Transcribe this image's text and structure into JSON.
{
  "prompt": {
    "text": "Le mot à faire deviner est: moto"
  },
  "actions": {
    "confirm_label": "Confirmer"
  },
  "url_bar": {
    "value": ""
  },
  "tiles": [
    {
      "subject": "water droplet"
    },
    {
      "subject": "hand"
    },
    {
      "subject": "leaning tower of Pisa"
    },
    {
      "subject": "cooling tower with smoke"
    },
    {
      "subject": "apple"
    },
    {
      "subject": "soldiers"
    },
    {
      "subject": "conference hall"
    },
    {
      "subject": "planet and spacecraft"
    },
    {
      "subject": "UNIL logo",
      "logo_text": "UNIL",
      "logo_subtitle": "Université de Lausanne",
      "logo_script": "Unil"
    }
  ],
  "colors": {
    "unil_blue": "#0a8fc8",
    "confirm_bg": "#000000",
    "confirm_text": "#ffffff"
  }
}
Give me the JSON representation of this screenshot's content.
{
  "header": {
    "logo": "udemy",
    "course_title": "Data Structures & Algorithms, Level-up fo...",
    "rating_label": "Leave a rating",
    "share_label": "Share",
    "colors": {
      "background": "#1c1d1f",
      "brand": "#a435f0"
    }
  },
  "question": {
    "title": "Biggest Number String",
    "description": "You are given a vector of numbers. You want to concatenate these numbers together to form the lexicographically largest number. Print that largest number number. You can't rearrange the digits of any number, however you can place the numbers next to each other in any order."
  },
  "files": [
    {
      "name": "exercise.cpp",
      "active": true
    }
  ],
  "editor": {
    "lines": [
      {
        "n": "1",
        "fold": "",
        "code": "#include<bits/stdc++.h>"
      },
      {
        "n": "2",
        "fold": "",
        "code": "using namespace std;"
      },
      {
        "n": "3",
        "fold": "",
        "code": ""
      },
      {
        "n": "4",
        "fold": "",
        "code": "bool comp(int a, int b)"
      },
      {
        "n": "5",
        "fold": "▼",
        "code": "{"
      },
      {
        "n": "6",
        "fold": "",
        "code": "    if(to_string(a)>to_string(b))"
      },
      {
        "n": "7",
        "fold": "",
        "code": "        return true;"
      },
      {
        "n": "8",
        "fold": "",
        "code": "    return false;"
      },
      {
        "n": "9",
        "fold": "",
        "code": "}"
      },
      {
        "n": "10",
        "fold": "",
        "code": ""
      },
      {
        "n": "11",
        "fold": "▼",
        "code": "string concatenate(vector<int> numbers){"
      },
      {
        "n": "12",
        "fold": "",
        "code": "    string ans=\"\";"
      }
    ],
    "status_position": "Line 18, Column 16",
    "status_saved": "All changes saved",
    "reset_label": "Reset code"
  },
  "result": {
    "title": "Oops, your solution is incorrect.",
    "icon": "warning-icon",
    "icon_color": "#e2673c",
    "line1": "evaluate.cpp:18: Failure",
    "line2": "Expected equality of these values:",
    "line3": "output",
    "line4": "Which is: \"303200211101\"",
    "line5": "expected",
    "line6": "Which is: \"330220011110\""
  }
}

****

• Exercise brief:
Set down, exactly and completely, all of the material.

• Answer for the task:
Transcribe this image's text and structure into JSON.
{
  "prompt": {
    "text": "Le mot à faire deviner est: moto"
  },
  "actions": {
    "confirm_label": "Confirmer"
  },
  "url_bar": {
    "value": ""
  },
  "tiles": [
    {
      "subject": "water droplet"
    },
    {
      "subject": "hand"
    },
    {
      "subject": "leaning tower of Pisa"
    },
    {
      "subject": "cooling tower with smoke"
    },
    {
      "subject": "apple"
    },
    {
      "subject": "soldiers"
    },
    {
      "subject": "conference hall"
    },
    {
      "subject": "planet and spacecraft"
    },
    {
      "subject": "UNIL logo",
      "logo_text": "UNIL",
      "logo_subtitle": "Université de Lausanne",
      "logo_script": "Unil"
    }
  ],
  "colors": {
    "unil_blue": "#0a8fc8",
    "confirm_bg": "#000000",
    "confirm_text": "#ffffff"
  }
}
Give me the JSON representation of this screenshot's content.
{
  "header": {
    "logo": "udemy",
    "course_title": "Data Structures & Algorithms, Level-up fo...",
    "rating_label": "Leave a rating",
    "share_label": "Share",
    "colors": {
      "background": "#1c1d1f",
      "brand": "#a435f0"
    }
  },
  "question": {
    "title": "Biggest Number String",
    "description": "You are given a vector of numbers. You want to concatenate these numbers together to form the lexicographically largest number. Print that largest number number. You can't rearrange the digits of any number, however you can place the numbers next to each other in any order."
  },
  "files": [
    {
      "name": "exercise.cpp",
      "active": true
    }
  ],
  "editor": {
    "lines": [
      {
        "n": "1",
        "fold": "",
        "code": "#include<bits/stdc++.h>"
      },
      {
        "n": "2",
        "fold": "",
        "code": "using namespace std;"
      },
      {
        "n": "3",
        "fold": "",
        "code": ""
      },
      {
        "n": "4",
        "fold": "",
        "code": "bool comp(int a, int b)"
      },
      {
        "n": "5",
        "fold": "▼",
        "code": "{"
      },
      {
        "n": "6",
        "fold": "",
        "code": "    if(to_string(a)>to_string(b))"
      },
      {
        "n": "7",
        "fold": "",
        "code": "        return true;"
      },
      {
        "n": "8",
        "fold": "",
        "code": "    return false;"
      },
      {
        "n": "9",
        "fold": "",
        "code": "}"
      },
      {
        "n": "10",
        "fold": "",
        "code": ""
      },
      {
        "n": "11",
        "fold": "▼",
        "code": "string concatenate(vector<int> numbers){"
      },
      {
        "n": "12",
        "fold": "",
        "code": "    string ans=\"\";"
      }
    ],
    "status_position": "Line 18, Column 16",
    "status_saved": "All changes saved",
    "reset_label": "Reset code"
  },
  "result": {
    "title": "Oops, your solution is incorrect.",
    "icon": "warning-icon",
    "icon_color": "#e2673c",
    "line1": "evaluate.cpp:18: Failure",
    "line2": "Expected equality of these values:",
    "line3": "output",
    "line4": "Which is: \"303200211101\"",
    "line5": "expected",
    "line6": "Which is: \"330220011110\""
  }
}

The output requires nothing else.